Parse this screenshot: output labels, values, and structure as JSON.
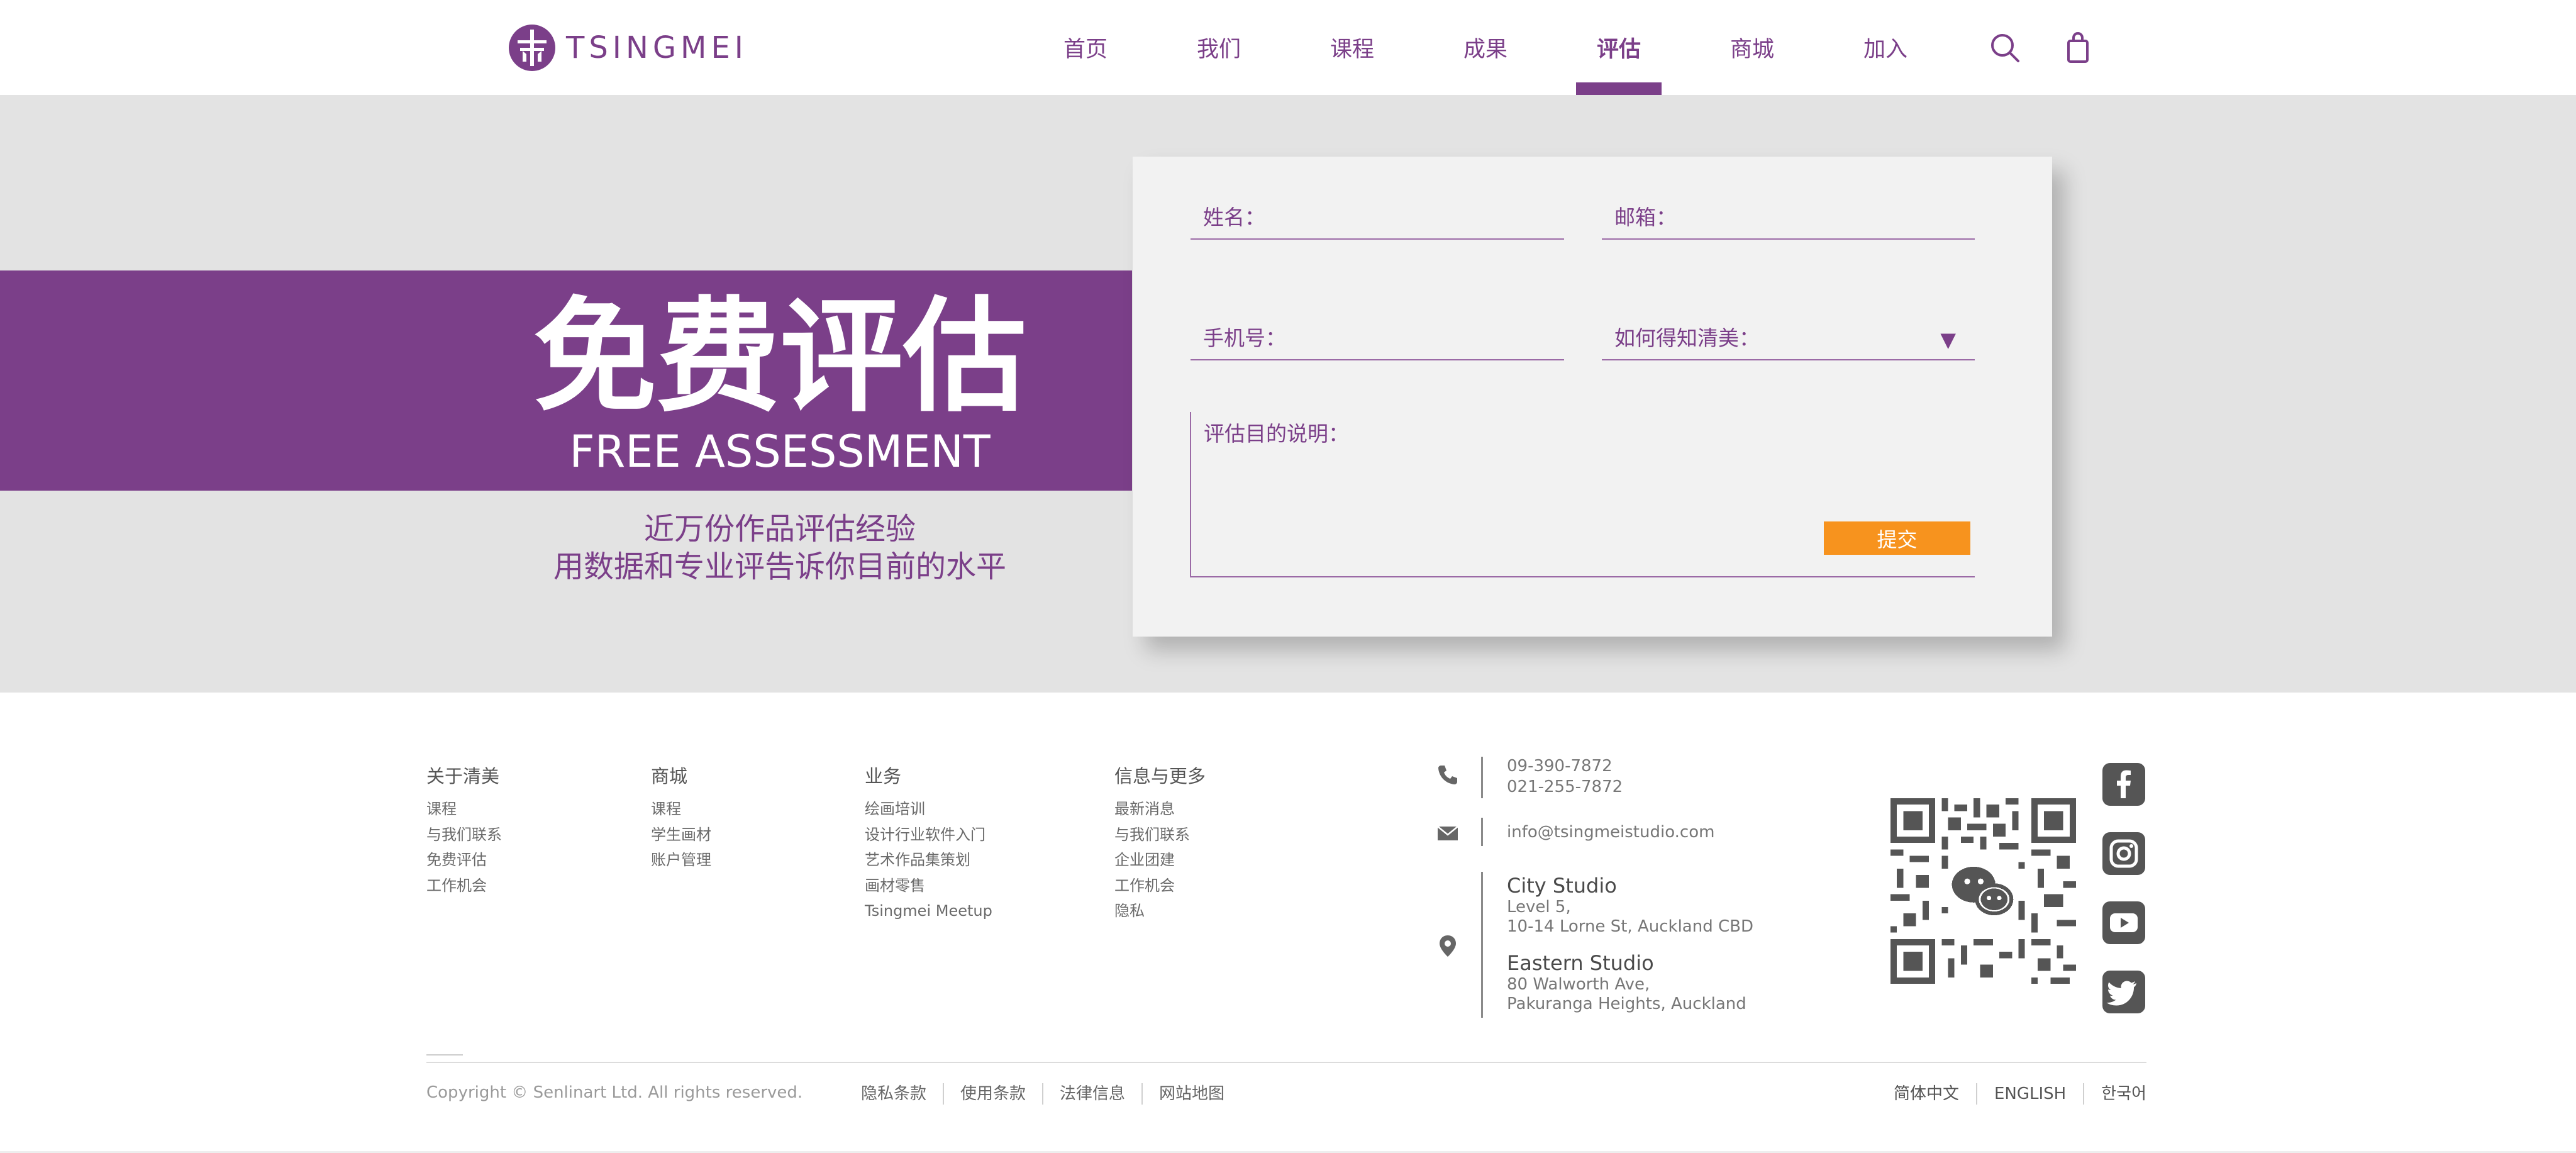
{
  "brand": {
    "name": "TSINGMEI",
    "color": "#7b3f89"
  },
  "nav": {
    "items": [
      {
        "label": "首页",
        "active": false
      },
      {
        "label": "我们",
        "active": false
      },
      {
        "label": "课程",
        "active": false
      },
      {
        "label": "成果",
        "active": false
      },
      {
        "label": "评估",
        "active": true
      },
      {
        "label": "商城",
        "active": false
      },
      {
        "label": "加入",
        "active": false
      }
    ],
    "icons": [
      "search-icon",
      "shopping-bag-icon"
    ]
  },
  "hero": {
    "title": "免费评估",
    "subtitle": "FREE ASSESSMENT",
    "desc_line1": "近万份作品评估经验",
    "desc_line2": "用数据和专业评告诉你目前的水平",
    "background": "#e3e3e3"
  },
  "form": {
    "name_label": "姓名：",
    "email_label": "邮箱：",
    "phone_label": "手机号：",
    "source_label": "如何得知清美：",
    "source_arrow": "▼",
    "purpose_label": "评估目的说明：",
    "submit_label": "提交",
    "submit_color": "#f7931e"
  },
  "footer": {
    "columns": [
      {
        "title": "关于清美",
        "items": [
          "课程",
          "与我们联系",
          "免费评估",
          "工作机会"
        ]
      },
      {
        "title": "商城",
        "items": [
          "课程",
          "学生画材",
          "账户管理"
        ]
      },
      {
        "title": "业务",
        "items": [
          "绘画培训",
          "设计行业软件入门",
          "艺术作品集策划",
          "画材零售",
          "Tsingmei Meetup"
        ]
      },
      {
        "title": "信息与更多",
        "items": [
          "最新消息",
          "与我们联系",
          "企业团建",
          "工作机会",
          "隐私"
        ]
      }
    ],
    "contact": {
      "phone1": "09-390-7872",
      "phone2": "021-255-7872",
      "email": "info@tsingmeistudio.com",
      "studio1_name": "City Studio",
      "studio1_line1": "Level 5,",
      "studio1_line2": "10-14 Lorne St, Auckland CBD",
      "studio2_name": "Eastern Studio",
      "studio2_line1": "80 Walworth Ave,",
      "studio2_line2": "Pakuranga Heights, Auckland"
    },
    "social_icons": [
      "facebook-icon",
      "instagram-icon",
      "youtube-icon",
      "twitter-icon"
    ],
    "copyright": "Copyright © Senlinart Ltd. All rights reserved.",
    "legal": [
      "隐私条款",
      "使用条款",
      "法律信息",
      "网站地图"
    ],
    "languages": [
      "简体中文",
      "ENGLISH",
      "한국어"
    ]
  }
}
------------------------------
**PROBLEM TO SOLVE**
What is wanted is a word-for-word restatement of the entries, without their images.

**COMPLETED EXERCISE**
Parse this screenshot: output labels, values, and structure as JSON.
{
  "brand": {
    "name": "TSINGMEI",
    "color": "#7b3f89"
  },
  "nav": {
    "items": [
      {
        "label": "首页",
        "active": false
      },
      {
        "label": "我们",
        "active": false
      },
      {
        "label": "课程",
        "active": false
      },
      {
        "label": "成果",
        "active": false
      },
      {
        "label": "评估",
        "active": true
      },
      {
        "label": "商城",
        "active": false
      },
      {
        "label": "加入",
        "active": false
      }
    ],
    "icons": [
      "search-icon",
      "shopping-bag-icon"
    ]
  },
  "hero": {
    "title": "免费评估",
    "subtitle": "FREE ASSESSMENT",
    "desc_line1": "近万份作品评估经验",
    "desc_line2": "用数据和专业评告诉你目前的水平",
    "background": "#e3e3e3"
  },
  "form": {
    "name_label": "姓名：",
    "email_label": "邮箱：",
    "phone_label": "手机号：",
    "source_label": "如何得知清美：",
    "source_arrow": "▼",
    "purpose_label": "评估目的说明：",
    "submit_label": "提交",
    "submit_color": "#f7931e"
  },
  "footer": {
    "columns": [
      {
        "title": "关于清美",
        "items": [
          "课程",
          "与我们联系",
          "免费评估",
          "工作机会"
        ]
      },
      {
        "title": "商城",
        "items": [
          "课程",
          "学生画材",
          "账户管理"
        ]
      },
      {
        "title": "业务",
        "items": [
          "绘画培训",
          "设计行业软件入门",
          "艺术作品集策划",
          "画材零售",
          "Tsingmei Meetup"
        ]
      },
      {
        "title": "信息与更多",
        "items": [
          "最新消息",
          "与我们联系",
          "企业团建",
          "工作机会",
          "隐私"
        ]
      }
    ],
    "contact": {
      "phone1": "09-390-7872",
      "phone2": "021-255-7872",
      "email": "info@tsingmeistudio.com",
      "studio1_name": "City Studio",
      "studio1_line1": "Level 5,",
      "studio1_line2": "10-14 Lorne St, Auckland CBD",
      "studio2_name": "Eastern Studio",
      "studio2_line1": "80 Walworth Ave,",
      "studio2_line2": "Pakuranga Heights, Auckland"
    },
    "social_icons": [
      "facebook-icon",
      "instagram-icon",
      "youtube-icon",
      "twitter-icon"
    ],
    "copyright": "Copyright © Senlinart Ltd. All rights reserved.",
    "legal": [
      "隐私条款",
      "使用条款",
      "法律信息",
      "网站地图"
    ],
    "languages": [
      "简体中文",
      "ENGLISH",
      "한국어"
    ]
  }
}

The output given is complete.